In her essay The White Album, Joan Didion wrote: “Many people I know in Los Angeles believe that the Sixties ended abruptly on August 9, 1969, ended at the exact moment when word of the murders on Cielo Drive traveled like brushfire through the community, and in a sense this is true.”

Early in Once Upon a Time in Hollywood, as Leonardo DiCaprio and Brad Pitt’s characters drive up the hill towards Leo’s bachelor pad, the camera cranes up gently to reveal a street sign: Cielo Drive. Tarantino understands how charged that name is; he can hear the Molotov cocktails clinking as he shoulders the crate.

As you may have read in the reviews from Cannes, much of the film is taken up with following DiCaprio and Pitt’s characters – a fading TV actor and his long-serving stunt double – as they amusingly go about their lives in Los Angeles, while Margot Robbie’s Sharon Tate is a relatively minor presence. But the spectre of the murders is just over the horizon, and when the night of the 9th finally arrives, you feel the mood in the cinema shift.

No spoilers whatsoever about what transpires on screen. But in the audience, as it became clear how Tarantino was going to handle this extraordinarily loaded moment, the room soured and split, like a pan of cream left too long on the hob. I craned in, amazed, but felt the person beside me recoil in either dismay or disgust.

Two weeks on, I’m convinced that the scene is the boldest and most graphically violent of Tarantino’s career – I had to shield my eyes at one point, found myself involuntarily groaning “oh no” at another – and a dead cert for the most controversial. People will be outraged by it, and with good reason. But in a strange and brilliant way, it takes Didion’s death-of-the-Sixties observation and pushes it through a hellfire-hot catharsis.

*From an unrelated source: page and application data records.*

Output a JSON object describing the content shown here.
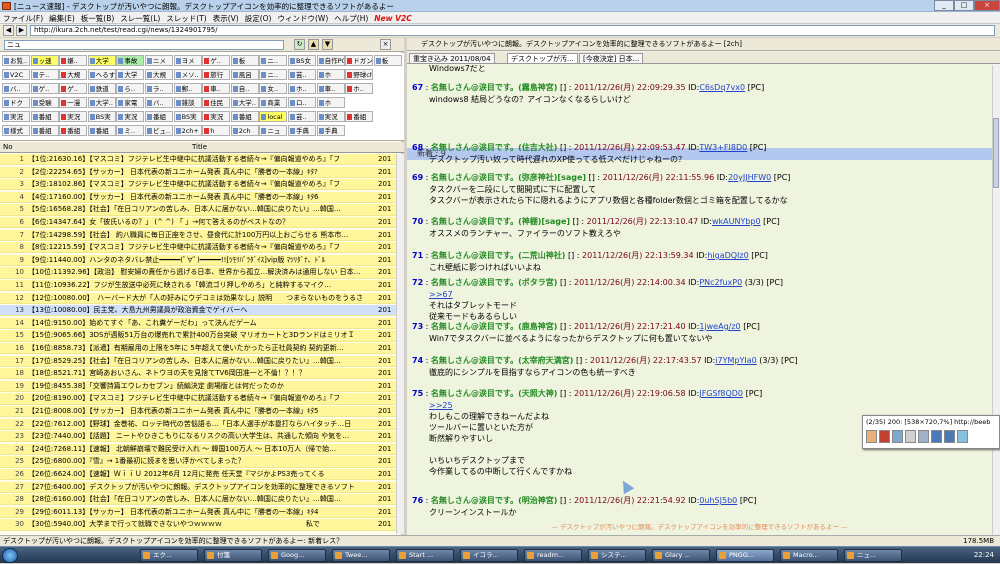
{
  "window": {
    "title": "[ニュース速報] - デスクトップが汚いやつに朗報。デスクトップアイコンを効率的に整理できるソフトがあるよー",
    "buttons": [
      "_",
      "□",
      "×"
    ]
  },
  "menu": [
    "ファイル(F)",
    "編集(E)",
    "板一覧(B)",
    "スレ一覧(L)",
    "スレッド(T)",
    "表示(V)",
    "設定(O)",
    "ウィンドウ(W)",
    "ヘルプ(H)",
    "New V2C"
  ],
  "address": "http://ikura.2ch.net/test/read.cgi/news/1324901795/",
  "left": {
    "category": "ニュ",
    "boards": [
      [
        "お覧..",
        "ッ速",
        "嫌..",
        "大学",
        "事故",
        "ニメ",
        "ヨメ",
        "ゲ..",
        "板",
        "ニ..",
        "BS女",
        "自作PC",
        "ドガン",
        "板"
      ],
      [
        "V2C",
        "テ..",
        "大規",
        "へるす",
        "大学",
        "大規",
        "メソ..",
        "旅行",
        "風呂",
        "ニ..",
        "芸..",
        "ホ",
        "野球ch"
      ],
      [
        "バ..",
        "ゲ..",
        "ゲ..",
        "鉄道",
        "ら..",
        "ラ..",
        "郵..",
        "車..",
        "自..",
        "女..",
        "ホ..",
        "車..",
        "ホ.."
      ],
      [
        "ドク",
        "受験",
        "一漫",
        "大学..",
        "家電",
        "バ..",
        "雑談",
        "住民",
        "大学..",
        "商業",
        "ロ..",
        "ホ"
      ],
      [
        "実況",
        "番組",
        "実況",
        "BS実",
        "実況",
        "番組",
        "BS実",
        "実況",
        "番組",
        "local",
        "芸..",
        "実況",
        "番組"
      ],
      [
        "様式",
        "番組",
        "番組",
        "番組",
        "ミ..",
        "ビュ..",
        "2ch+",
        "h",
        "2ch",
        "ニュ",
        "手典",
        "手典"
      ]
    ],
    "columns": {
      "no": "No",
      "title": "Title"
    },
    "threads": [
      {
        "n": "1",
        "t": "【1位:21630.16】【マスコミ】フジテレビ生中継中に抗議活動する者続々→『偏向報道やめろ』「フ",
        "y": "201"
      },
      {
        "n": "2",
        "t": "【2位:22254.65】【サッカー】 日本代表の新ユニホーム発表 真ん中に「勝者の一本線」ｷﾀ?",
        "y": "201"
      },
      {
        "n": "3",
        "t": "【3位:18102.86】【マスコミ】フジテレビ生中継中に抗議活動する者続々→『偏向報道やめろ』「フ",
        "y": "201"
      },
      {
        "n": "4",
        "t": "【4位:17160.00】【サッカー】 日本代表の新ユニホーム発表 真ん中に「勝者の一本線」ｷﾀ6",
        "y": "201"
      },
      {
        "n": "5",
        "t": "【5位:16568.28】【社会】「在日コリアンの苦しみ、日本人に届かない…韓国に戻りたい」…韓国…",
        "y": "201"
      },
      {
        "n": "6",
        "t": "【6位:14347.64】女「彼氏いるの？」 (^ ^) 「  」→何て答えるのがベストなの？",
        "y": "201"
      },
      {
        "n": "7",
        "t": "【7位:14298.59】【社会】 約八職員に毎日正座をさせ、昼食代に計100万円以上おごらせる 熊本市…",
        "y": "201"
      },
      {
        "n": "8",
        "t": "【8位:12215.59】【マスコミ】フジテレビ生中継中に抗議活動する者続々→『偏向報道やめろ』「フ",
        "y": "201"
      },
      {
        "n": "9",
        "t": "【9位:11440.00】ハンタのネタバレ禁止━━━━━(ﾟ∀ﾟ)━━━━━!![ﾂﾓﾘﾊﾟﾗﾀﾞｲｽ]vip版 ﾏﾂﾘﾀﾞﾅ、ﾄﾞﾙ",
        "y": "201"
      },
      {
        "n": "10",
        "t": "【10位:11392.96】【政治】 慰安婦の責任から逃げる日本、世界から孤立…解決済みは通用しない 日本…",
        "y": "201"
      },
      {
        "n": "11",
        "t": "【11位:10936.22】フジが生放送中必死に映される「韓流ゴリ押しやめろ」と純粋するマイク…",
        "y": "201"
      },
      {
        "n": "12",
        "t": "【12位:10080.00】　ハーバード大が「人の好みにウデコミは効果なし」説明　　つまらないものをうるさ",
        "y": "201"
      },
      {
        "n": "13",
        "t": "【13位:10080.00】民主党、大島九州男議員が政治資金でゲイバーへ",
        "y": "201"
      },
      {
        "n": "14",
        "t": "【14位:9150.00】始めてすぐ「あ、これ糞ゲーだわ」って決んだゲーム",
        "y": "201"
      },
      {
        "n": "15",
        "t": "【15位:9065.66】3DSが週販51万台の爆売れで累計400万台突破 マリオカートと3DランドはミリオＩ",
        "y": "201"
      },
      {
        "n": "16",
        "t": "【16位:8858.73】【派遣】有期雇用の上限を5年に 5年超えて使いたかったら正社員契約 契約更新…",
        "y": "201"
      },
      {
        "n": "17",
        "t": "【17位:8529.25】【社会】「在日コリアンの苦しみ、日本人に届かない…韓国に戻りたい」…韓国…",
        "y": "201"
      },
      {
        "n": "18",
        "t": "【18位:8521.71】宮崎あおいさん、ネトウヨの天を見捨てTV6岡田准一と不倫！？！？",
        "y": "201"
      },
      {
        "n": "19",
        "t": "【19位:8455.38】「交響詩篇エウレカセブン」続編決定 劇場版とは何だったのか",
        "y": "201"
      },
      {
        "n": "20",
        "t": "【20位:8190.00】【マスコミ】フジテレビ生中継中に抗議活動する者続々→『偏向報道やめろ』「フ",
        "y": "201"
      },
      {
        "n": "21",
        "t": "【21位:8008.00】【サッカー】 日本代表の新ユニホーム発表 真ん中に「勝者の一本線」ｷﾀ5",
        "y": "201"
      },
      {
        "n": "22",
        "t": "【22位:7612.00】【野球】金巻祐、ロッテ時代の苦悩語る…「日本人選手が本塁打ならハイタッチ…日",
        "y": "201"
      },
      {
        "n": "23",
        "t": "【23位:7440.00】【話題】 ニートやひきこもりになるリスクの高い大学生は、共通した傾向 や気を…",
        "y": "201"
      },
      {
        "n": "24",
        "t": "【24位:7268.11】【速報】 北朝鮮崩壊で難民受け入れ ～ 韓国100万人 ～ 日本10万人（帰で始…",
        "y": "201"
      },
      {
        "n": "25",
        "t": "【25位:6800.00】『雪』→ 1番最初に読まを思い浮かべてしまった？",
        "y": "201"
      },
      {
        "n": "26",
        "t": "【26位:6624.00】【速報】ＷｉｉＵ 2012年6月 12月に発売 任天堂『マジかよPS3売ってくる",
        "y": "201"
      },
      {
        "n": "27",
        "t": "【27位:6400.00】デスクトップが汚いやつに朗報。デスクトップアイコンを効率的に整理できるソフト",
        "y": "201"
      },
      {
        "n": "28",
        "t": "【28位:6160.00】【社会】「在日コリアンの苦しみ、日本人に届かない…韓国に戻りたい」…韓国…",
        "y": "201"
      },
      {
        "n": "29",
        "t": "【29位:6011.13】【サッカー】 日本代表の新ユニホーム発表 真ん中に「勝者の一本線」ｷﾀ4",
        "y": "201"
      },
      {
        "n": "30",
        "t": "【30位:5940.00】大学まで行って就職できないやつｗｗｗｗ　　　　　　　　　　　　私で",
        "y": "201"
      }
    ]
  },
  "right": {
    "thread_title": "デスクトップが汚いやつに朗報。デスクトップアイコンを効率的に整理できるソフトがあるよー [2ch]",
    "tabs": [
      "重宝き込み 2011/08/04",
      "デスクトップが汚...",
      "[今夜決定] 日本..."
    ],
    "top_lines": [
      "Windows7だと"
    ],
    "new_label": "新着 : 9",
    "posts": [
      {
        "num": "67",
        "name": "名無しさん@涙目です。(霧島神宮)",
        "date": "2011/12/26(月) 22:09:29.35",
        "id": "C6sDq7vx0",
        "pc": "[PC]",
        "body": [
          "windows8 結局どうなの？アイコンなくなるらしいけど"
        ]
      },
      {
        "num": "68",
        "name": "名無しさん@涙目です。(住吉大社)",
        "date": "2011/12/26(月) 22:09:53.47",
        "id": "TW3+FI8D0",
        "pc": "[PC]",
        "body": [
          "デスクトップ汚い奴って時代遅れのXP使ってる低スペだけじゃねーの？"
        ]
      },
      {
        "num": "69",
        "name": "名無しさん@涙目です。(弥彦神社)[sage]",
        "date": "2011/12/26(月) 22:11:55.96",
        "id": "20yJJHFW0",
        "pc": "[PC]",
        "body": [
          "タスクバーを二段にして閲開式に下に配置して",
          "タスクバーが表示されたら下に隠れるようにアプリ数個と各種folder数個とゴミ箱を配置してるかな"
        ]
      },
      {
        "num": "70",
        "name": "名無しさん@涙目です。(神棚)[sage]",
        "date": "2011/12/26(月) 22:13:10.47",
        "id": "wkAUNYbp0",
        "pc": "[PC]",
        "body": [
          "オススメのランチャー、ファイラーのソフト教えろや"
        ]
      },
      {
        "num": "71",
        "name": "名無しさん@涙目です。(二荒山神社)",
        "date": "2011/12/26(月) 22:13:59.34",
        "id": "higaDQIz0",
        "pc": "[PC]",
        "body": [
          "これ壁紙に影つければいいよね"
        ]
      },
      {
        "num": "72",
        "name": "名無しさん@涙目です。(ポタラ宮)",
        "date": "2011/12/26(月) 22:14:00.34",
        "id": "PNc2fuxP0",
        "pc": "(3/3) [PC]",
        "body": [
          ">>67",
          "それはタブレットモード",
          "従来モードもあるらしい"
        ]
      },
      {
        "num": "73",
        "name": "名無しさん@涙目です。(鹿島神宮)",
        "date": "2011/12/26(月) 22:17:21.40",
        "id": "1jweAg/z0",
        "pc": "[PC]",
        "body": [
          "Win7でタスクバーに並べるようになったからデスクトップに何も置いてないや"
        ]
      },
      {
        "num": "74",
        "name": "名無しさん@涙目です。(太宰府天満宮)",
        "date": "2011/12/26(月) 22:17:43.57",
        "id": "i7YMpYIa0",
        "pc": "(3/3) [PC]",
        "body": [
          "徹底的にシンプルを目指すならアイコンの色も統一すべき"
        ]
      },
      {
        "num": "75",
        "name": "名無しさん@涙目です。(天照大神)",
        "date": "2011/12/26(月) 22:19:06.58",
        "id": "JFGSf8QD0",
        "pc": "[PC]",
        "body": [
          ">>25",
          "わしもこの理解できねーんだよね",
          "ツールバーに置いといた方が",
          "断然解りやすいし",
          "",
          "いちいちデスクトップまで",
          "今作業してるの中断して行くんですかね"
        ]
      },
      {
        "num": "76",
        "name": "名無しさん@涙目です。(明治神宮)",
        "date": "2011/12/26(月) 22:21:54.92",
        "id": "0uhSJ5b0",
        "pc": "[PC]",
        "body": [
          "クリーンインストールか"
        ]
      }
    ],
    "footer_sep": "— デスクトップが汚いやつに朗報。デスクトップアイコンを効率的に整理できるソフトがあるよー —"
  },
  "popup": {
    "text": "(2/35) 200: [538×720,7%] http://beeb"
  },
  "status": {
    "text": "デスクトップが汚いやつに朗報。デスクトップアイコンを効率的に整理できるソフトがあるよー: 新着レス？",
    "size": "178.5MB"
  },
  "taskbar": {
    "items": [
      "エク...",
      "付箋",
      "Goog...",
      "Twee...",
      "Start ...",
      "イコラ...",
      "readm...",
      "システ...",
      "Glary ...",
      "PNGG...",
      "Macro...",
      "ニュ..."
    ],
    "clock": "22:24"
  }
}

Hollywood summoned up this horror, the film seems to be saying, and now it’s Hollywood’s turn to exorcise it. I can’t wait until the release in August, when we can finally talk about why.

~ Robbie Collin